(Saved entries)
+---+

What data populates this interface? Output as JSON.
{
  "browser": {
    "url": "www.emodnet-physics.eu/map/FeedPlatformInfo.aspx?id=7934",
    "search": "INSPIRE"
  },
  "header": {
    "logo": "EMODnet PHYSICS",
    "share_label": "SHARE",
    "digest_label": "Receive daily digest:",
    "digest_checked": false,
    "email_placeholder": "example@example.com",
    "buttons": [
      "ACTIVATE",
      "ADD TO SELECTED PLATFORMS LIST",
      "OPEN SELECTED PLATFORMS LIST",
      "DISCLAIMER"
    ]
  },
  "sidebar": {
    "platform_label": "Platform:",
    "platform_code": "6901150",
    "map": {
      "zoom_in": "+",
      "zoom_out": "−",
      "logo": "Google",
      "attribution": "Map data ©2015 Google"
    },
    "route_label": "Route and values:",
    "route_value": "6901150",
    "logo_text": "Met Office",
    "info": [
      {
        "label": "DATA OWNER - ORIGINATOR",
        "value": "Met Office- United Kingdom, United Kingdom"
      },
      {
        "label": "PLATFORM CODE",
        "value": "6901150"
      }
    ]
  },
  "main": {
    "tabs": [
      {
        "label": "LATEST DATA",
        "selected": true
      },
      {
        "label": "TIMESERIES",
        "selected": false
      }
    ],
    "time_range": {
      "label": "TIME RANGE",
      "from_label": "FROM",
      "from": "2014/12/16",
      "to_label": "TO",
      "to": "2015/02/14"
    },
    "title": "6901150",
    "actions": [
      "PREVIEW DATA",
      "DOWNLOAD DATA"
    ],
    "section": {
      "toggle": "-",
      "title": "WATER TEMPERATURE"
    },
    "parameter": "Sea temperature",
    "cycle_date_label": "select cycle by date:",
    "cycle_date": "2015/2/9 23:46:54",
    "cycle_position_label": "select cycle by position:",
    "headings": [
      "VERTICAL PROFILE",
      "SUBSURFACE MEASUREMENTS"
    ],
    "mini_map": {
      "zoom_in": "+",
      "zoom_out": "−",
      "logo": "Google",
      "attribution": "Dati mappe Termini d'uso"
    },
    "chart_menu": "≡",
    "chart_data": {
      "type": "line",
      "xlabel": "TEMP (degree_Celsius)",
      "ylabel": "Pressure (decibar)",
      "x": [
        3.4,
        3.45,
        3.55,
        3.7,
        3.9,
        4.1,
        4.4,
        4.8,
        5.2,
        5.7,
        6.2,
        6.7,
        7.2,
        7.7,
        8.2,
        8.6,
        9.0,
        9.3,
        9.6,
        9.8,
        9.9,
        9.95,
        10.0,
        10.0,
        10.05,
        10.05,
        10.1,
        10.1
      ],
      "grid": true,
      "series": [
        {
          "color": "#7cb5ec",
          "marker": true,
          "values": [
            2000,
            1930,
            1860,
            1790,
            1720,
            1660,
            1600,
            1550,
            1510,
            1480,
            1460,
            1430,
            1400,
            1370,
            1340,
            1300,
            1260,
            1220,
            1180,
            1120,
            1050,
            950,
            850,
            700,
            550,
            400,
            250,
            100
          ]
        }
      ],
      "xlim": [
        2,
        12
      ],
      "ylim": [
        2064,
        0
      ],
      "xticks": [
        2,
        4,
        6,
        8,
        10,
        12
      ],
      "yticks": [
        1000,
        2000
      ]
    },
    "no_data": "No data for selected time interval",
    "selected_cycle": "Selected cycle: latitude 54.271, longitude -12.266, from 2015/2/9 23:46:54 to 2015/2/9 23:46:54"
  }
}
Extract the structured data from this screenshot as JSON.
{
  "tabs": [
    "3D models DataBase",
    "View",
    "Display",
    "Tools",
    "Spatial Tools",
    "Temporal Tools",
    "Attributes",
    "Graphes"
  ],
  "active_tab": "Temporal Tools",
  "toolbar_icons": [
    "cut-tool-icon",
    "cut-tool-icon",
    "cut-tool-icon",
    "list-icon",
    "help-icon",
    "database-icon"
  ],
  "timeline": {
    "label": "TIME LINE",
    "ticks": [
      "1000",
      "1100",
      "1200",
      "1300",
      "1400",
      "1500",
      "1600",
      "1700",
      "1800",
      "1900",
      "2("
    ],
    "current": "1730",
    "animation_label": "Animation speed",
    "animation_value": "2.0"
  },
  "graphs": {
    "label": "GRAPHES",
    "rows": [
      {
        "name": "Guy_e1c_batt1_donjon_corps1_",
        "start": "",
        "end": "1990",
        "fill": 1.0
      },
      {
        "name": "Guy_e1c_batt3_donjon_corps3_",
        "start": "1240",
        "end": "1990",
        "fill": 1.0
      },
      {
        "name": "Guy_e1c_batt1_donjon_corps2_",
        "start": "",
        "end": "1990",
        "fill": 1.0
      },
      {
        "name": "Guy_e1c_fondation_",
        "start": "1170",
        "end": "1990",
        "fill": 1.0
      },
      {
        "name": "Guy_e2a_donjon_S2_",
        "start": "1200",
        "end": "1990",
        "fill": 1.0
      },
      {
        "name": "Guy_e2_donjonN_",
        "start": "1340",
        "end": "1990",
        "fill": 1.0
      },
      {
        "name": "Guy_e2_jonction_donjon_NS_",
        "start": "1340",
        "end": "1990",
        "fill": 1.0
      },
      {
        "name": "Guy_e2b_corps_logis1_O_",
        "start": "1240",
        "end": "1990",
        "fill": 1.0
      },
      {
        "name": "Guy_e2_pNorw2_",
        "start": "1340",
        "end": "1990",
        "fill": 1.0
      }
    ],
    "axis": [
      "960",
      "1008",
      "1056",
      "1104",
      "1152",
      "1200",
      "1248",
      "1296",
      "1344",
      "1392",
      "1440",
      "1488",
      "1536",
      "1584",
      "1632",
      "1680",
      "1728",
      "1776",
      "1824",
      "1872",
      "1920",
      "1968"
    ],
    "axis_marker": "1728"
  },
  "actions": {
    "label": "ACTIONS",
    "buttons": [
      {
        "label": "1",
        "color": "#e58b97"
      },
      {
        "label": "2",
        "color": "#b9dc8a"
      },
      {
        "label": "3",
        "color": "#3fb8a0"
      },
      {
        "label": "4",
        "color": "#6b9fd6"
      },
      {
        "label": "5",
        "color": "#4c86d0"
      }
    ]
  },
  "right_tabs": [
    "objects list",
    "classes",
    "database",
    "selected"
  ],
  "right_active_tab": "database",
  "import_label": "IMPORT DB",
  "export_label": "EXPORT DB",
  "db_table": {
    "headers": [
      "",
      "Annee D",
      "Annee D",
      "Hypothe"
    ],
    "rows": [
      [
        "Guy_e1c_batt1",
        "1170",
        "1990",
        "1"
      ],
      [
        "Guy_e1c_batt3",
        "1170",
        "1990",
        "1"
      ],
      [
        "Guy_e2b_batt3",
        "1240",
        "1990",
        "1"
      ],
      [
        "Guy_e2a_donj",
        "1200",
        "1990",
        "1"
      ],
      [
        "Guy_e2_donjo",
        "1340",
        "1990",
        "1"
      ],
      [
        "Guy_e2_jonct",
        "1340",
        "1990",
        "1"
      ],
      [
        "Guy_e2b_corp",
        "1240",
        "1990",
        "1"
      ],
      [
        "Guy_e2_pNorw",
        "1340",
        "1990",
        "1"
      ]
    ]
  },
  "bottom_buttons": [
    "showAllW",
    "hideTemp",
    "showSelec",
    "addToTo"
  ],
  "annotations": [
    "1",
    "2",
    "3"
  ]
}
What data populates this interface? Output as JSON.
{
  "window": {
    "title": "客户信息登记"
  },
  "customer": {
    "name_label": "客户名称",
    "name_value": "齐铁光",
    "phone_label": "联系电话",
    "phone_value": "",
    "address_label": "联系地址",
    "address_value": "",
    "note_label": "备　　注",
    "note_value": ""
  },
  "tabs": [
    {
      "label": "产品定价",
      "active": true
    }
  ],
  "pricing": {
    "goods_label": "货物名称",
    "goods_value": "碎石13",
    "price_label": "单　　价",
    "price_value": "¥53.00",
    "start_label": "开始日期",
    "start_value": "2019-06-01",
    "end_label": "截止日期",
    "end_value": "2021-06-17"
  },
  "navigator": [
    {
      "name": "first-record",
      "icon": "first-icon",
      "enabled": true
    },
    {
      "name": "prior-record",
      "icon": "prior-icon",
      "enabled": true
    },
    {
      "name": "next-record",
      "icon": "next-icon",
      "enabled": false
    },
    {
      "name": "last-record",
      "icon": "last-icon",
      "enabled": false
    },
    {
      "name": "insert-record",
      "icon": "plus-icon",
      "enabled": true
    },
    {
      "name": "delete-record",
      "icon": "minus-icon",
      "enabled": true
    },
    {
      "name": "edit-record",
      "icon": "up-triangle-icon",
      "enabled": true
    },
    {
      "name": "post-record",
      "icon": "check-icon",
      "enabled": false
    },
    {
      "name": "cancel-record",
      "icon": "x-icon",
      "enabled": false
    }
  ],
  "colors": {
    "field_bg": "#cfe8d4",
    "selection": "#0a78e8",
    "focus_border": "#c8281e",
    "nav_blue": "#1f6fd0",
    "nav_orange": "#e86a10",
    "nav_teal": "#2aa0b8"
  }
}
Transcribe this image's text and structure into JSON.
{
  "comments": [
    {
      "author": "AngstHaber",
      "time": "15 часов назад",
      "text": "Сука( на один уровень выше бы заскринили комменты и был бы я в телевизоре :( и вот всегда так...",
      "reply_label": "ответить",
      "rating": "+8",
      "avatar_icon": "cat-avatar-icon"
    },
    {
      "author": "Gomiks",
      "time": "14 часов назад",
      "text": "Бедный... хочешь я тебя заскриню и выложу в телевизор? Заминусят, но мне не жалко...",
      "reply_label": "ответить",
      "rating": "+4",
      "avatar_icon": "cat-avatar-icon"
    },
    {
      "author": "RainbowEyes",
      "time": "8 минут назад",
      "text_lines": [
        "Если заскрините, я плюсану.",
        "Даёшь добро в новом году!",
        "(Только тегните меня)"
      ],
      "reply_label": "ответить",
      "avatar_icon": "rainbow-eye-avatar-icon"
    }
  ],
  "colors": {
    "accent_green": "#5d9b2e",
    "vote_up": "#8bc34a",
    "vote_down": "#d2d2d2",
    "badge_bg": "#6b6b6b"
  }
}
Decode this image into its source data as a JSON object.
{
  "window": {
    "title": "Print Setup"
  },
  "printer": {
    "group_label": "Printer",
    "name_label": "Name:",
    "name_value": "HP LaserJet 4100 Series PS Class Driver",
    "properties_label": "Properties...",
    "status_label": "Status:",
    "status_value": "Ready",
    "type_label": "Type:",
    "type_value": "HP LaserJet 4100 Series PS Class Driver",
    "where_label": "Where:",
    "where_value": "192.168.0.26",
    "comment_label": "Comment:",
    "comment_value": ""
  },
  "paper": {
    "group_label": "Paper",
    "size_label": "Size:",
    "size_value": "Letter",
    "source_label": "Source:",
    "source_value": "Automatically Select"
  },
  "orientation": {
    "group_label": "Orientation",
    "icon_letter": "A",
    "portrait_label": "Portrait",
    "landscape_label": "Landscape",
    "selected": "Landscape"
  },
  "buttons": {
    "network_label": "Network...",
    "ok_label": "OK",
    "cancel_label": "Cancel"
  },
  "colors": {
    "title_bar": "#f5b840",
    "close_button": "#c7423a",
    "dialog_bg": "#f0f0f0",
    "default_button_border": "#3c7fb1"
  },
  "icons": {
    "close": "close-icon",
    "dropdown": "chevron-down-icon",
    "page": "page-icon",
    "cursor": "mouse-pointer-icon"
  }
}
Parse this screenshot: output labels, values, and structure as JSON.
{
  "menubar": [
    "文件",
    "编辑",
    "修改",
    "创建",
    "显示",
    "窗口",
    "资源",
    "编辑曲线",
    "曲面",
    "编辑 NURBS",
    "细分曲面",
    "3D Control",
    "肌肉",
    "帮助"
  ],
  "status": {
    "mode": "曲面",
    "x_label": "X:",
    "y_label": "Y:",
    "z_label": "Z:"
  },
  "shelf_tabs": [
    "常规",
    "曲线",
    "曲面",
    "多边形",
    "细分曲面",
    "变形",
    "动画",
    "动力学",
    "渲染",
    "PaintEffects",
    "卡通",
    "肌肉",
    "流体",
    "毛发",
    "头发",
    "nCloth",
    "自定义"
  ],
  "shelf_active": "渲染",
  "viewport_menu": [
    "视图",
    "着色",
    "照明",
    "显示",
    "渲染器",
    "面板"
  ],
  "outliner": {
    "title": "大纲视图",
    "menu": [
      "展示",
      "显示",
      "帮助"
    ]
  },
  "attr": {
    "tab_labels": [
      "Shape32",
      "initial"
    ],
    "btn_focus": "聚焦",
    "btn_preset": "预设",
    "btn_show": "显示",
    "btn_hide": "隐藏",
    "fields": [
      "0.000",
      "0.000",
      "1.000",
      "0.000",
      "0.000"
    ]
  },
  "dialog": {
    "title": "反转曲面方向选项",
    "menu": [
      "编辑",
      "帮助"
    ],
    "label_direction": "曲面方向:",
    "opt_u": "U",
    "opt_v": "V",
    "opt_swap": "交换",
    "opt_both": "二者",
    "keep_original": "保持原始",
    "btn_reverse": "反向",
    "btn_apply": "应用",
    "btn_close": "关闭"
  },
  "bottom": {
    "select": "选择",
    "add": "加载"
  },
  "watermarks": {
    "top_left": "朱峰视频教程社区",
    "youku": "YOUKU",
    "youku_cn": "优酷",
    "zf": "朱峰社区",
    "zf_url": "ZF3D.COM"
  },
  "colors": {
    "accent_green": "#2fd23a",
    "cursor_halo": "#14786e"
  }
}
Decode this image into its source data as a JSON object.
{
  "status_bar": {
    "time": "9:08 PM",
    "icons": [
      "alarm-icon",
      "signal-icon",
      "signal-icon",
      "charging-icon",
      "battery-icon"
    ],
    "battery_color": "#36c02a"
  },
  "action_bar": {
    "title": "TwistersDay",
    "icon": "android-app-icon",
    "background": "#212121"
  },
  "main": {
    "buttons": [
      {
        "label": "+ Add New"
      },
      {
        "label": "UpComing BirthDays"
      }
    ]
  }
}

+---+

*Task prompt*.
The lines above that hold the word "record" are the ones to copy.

*Expected answer*.
      "name": "first-record",
      "name": "prior-record",
      "name": "next-record",
      "name": "last-record",
      "name": "insert-record",
      "name": "delete-record",
      "name": "edit-record",
      "name": "post-record",
      "name": "cancel-record",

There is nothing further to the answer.